* Source data *
= = = = = = =

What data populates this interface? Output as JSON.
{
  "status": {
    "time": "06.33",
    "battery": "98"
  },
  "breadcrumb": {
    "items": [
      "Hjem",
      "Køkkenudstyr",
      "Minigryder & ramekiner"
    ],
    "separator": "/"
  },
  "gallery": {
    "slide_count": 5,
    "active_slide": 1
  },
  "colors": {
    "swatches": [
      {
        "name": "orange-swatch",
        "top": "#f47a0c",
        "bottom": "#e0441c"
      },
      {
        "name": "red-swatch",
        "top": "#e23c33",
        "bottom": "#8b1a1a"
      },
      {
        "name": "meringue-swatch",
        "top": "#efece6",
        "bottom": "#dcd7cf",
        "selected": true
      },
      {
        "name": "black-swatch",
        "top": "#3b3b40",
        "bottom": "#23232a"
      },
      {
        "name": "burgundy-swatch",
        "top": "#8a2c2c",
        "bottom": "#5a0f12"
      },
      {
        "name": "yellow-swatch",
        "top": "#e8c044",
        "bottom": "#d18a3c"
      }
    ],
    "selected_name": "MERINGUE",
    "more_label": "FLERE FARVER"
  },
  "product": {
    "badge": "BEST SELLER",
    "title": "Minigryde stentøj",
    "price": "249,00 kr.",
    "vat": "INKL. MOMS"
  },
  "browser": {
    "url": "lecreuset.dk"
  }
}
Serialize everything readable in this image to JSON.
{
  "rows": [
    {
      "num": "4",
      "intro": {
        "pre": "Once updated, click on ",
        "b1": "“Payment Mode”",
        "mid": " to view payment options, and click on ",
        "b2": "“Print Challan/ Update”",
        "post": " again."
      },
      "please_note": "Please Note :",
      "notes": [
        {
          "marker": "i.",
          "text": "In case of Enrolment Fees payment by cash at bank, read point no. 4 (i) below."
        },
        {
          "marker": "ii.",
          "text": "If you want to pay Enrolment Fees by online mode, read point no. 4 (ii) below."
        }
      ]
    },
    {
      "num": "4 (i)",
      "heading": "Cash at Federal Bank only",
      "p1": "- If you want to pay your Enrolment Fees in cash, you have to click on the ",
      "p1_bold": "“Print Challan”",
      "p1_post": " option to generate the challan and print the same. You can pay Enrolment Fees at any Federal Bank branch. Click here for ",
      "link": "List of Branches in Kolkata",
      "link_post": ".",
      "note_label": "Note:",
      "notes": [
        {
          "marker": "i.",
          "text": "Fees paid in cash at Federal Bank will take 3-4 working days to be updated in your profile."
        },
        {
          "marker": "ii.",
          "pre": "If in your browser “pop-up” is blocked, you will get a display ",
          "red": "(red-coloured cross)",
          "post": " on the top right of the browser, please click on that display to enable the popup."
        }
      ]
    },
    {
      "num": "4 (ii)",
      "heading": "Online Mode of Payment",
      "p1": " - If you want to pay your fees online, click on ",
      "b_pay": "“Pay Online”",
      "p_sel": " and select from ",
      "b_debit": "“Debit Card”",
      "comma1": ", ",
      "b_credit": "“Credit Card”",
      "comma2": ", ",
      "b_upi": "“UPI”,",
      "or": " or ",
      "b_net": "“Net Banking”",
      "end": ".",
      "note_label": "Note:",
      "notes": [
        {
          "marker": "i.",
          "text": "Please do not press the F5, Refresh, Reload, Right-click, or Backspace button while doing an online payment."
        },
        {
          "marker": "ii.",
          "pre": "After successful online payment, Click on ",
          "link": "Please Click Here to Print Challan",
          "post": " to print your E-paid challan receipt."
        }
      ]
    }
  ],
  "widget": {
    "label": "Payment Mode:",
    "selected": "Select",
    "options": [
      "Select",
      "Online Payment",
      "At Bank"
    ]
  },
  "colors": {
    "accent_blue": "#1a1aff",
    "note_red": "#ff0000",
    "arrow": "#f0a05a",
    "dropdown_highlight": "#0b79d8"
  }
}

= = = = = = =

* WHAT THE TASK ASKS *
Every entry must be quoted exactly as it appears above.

* ANSWER BELOW *
What data populates this interface? Output as JSON.
{
  "status": {
    "time": "06.33",
    "battery": "98"
  },
  "breadcrumb": {
    "items": [
      "Hjem",
      "Køkkenudstyr",
      "Minigryder & ramekiner"
    ],
    "separator": "/"
  },
  "gallery": {
    "slide_count": 5,
    "active_slide": 1
  },
  "colors": {
    "swatches": [
      {
        "name": "orange-swatch",
        "top": "#f47a0c",
        "bottom": "#e0441c"
      },
      {
        "name": "red-swatch",
        "top": "#e23c33",
        "bottom": "#8b1a1a"
      },
      {
        "name": "meringue-swatch",
        "top": "#efece6",
        "bottom": "#dcd7cf",
        "selected": true
      },
      {
        "name": "black-swatch",
        "top": "#3b3b40",
        "bottom": "#23232a"
      },
      {
        "name": "burgundy-swatch",
        "top": "#8a2c2c",
        "bottom": "#5a0f12"
      },
      {
        "name": "yellow-swatch",
        "top": "#e8c044",
        "bottom": "#d18a3c"
      }
    ],
    "selected_name": "MERINGUE",
    "more_label": "FLERE FARVER"
  },
  "product": {
    "badge": "BEST SELLER",
    "title": "Minigryde stentøj",
    "price": "249,00 kr.",
    "vat": "INKL. MOMS"
  },
  "browser": {
    "url": "lecreuset.dk"
  }
}
Serialize everything readable in this image to JSON.
{
  "rows": [
    {
      "num": "4",
      "intro": {
        "pre": "Once updated, click on ",
        "b1": "“Payment Mode”",
        "mid": " to view payment options, and click on ",
        "b2": "“Print Challan/ Update”",
        "post": " again."
      },
      "please_note": "Please Note :",
      "notes": [
        {
          "marker": "i.",
          "text": "In case of Enrolment Fees payment by cash at bank, read point no. 4 (i) below."
        },
        {
          "marker": "ii.",
          "text": "If you want to pay Enrolment Fees by online mode, read point no. 4 (ii) below."
        }
      ]
    },
    {
      "num": "4 (i)",
      "heading": "Cash at Federal Bank only",
      "p1": "- If you want to pay your Enrolment Fees in cash, you have to click on the ",
      "p1_bold": "“Print Challan”",
      "p1_post": " option to generate the challan and print the same. You can pay Enrolment Fees at any Federal Bank branch. Click here for ",
      "link": "List of Branches in Kolkata",
      "link_post": ".",
      "note_label": "Note:",
      "notes": [
        {
          "marker": "i.",
          "text": "Fees paid in cash at Federal Bank will take 3-4 working days to be updated in your profile."
        },
        {
          "marker": "ii.",
          "pre": "If in your browser “pop-up” is blocked, you will get a display ",
          "red": "(red-coloured cross)",
          "post": " on the top right of the browser, please click on that display to enable the popup."
        }
      ]
    },
    {
      "num": "4 (ii)",
      "heading": "Online Mode of Payment",
      "p1": " - If you want to pay your fees online, click on ",
      "b_pay": "“Pay Online”",
      "p_sel": " and select from ",
      "b_debit": "“Debit Card”",
      "comma1": ", ",
      "b_credit": "“Credit Card”",
      "comma2": ", ",
      "b_upi": "“UPI”,",
      "or": " or ",
      "b_net": "“Net Banking”",
      "end": ".",
      "note_label": "Note:",
      "notes": [
        {
          "marker": "i.",
          "text": "Please do not press the F5, Refresh, Reload, Right-click, or Backspace button while doing an online payment."
        },
        {
          "marker": "ii.",
          "pre": "After successful online payment, Click on ",
          "link": "Please Click Here to Print Challan",
          "post": " to print your E-paid challan receipt."
        }
      ]
    }
  ],
  "widget": {
    "label": "Payment Mode:",
    "selected": "Select",
    "options": [
      "Select",
      "Online Payment",
      "At Bank"
    ]
  },
  "colors": {
    "accent_blue": "#1a1aff",
    "note_red": "#ff0000",
    "arrow": "#f0a05a",
    "dropdown_highlight": "#0b79d8"
  }
}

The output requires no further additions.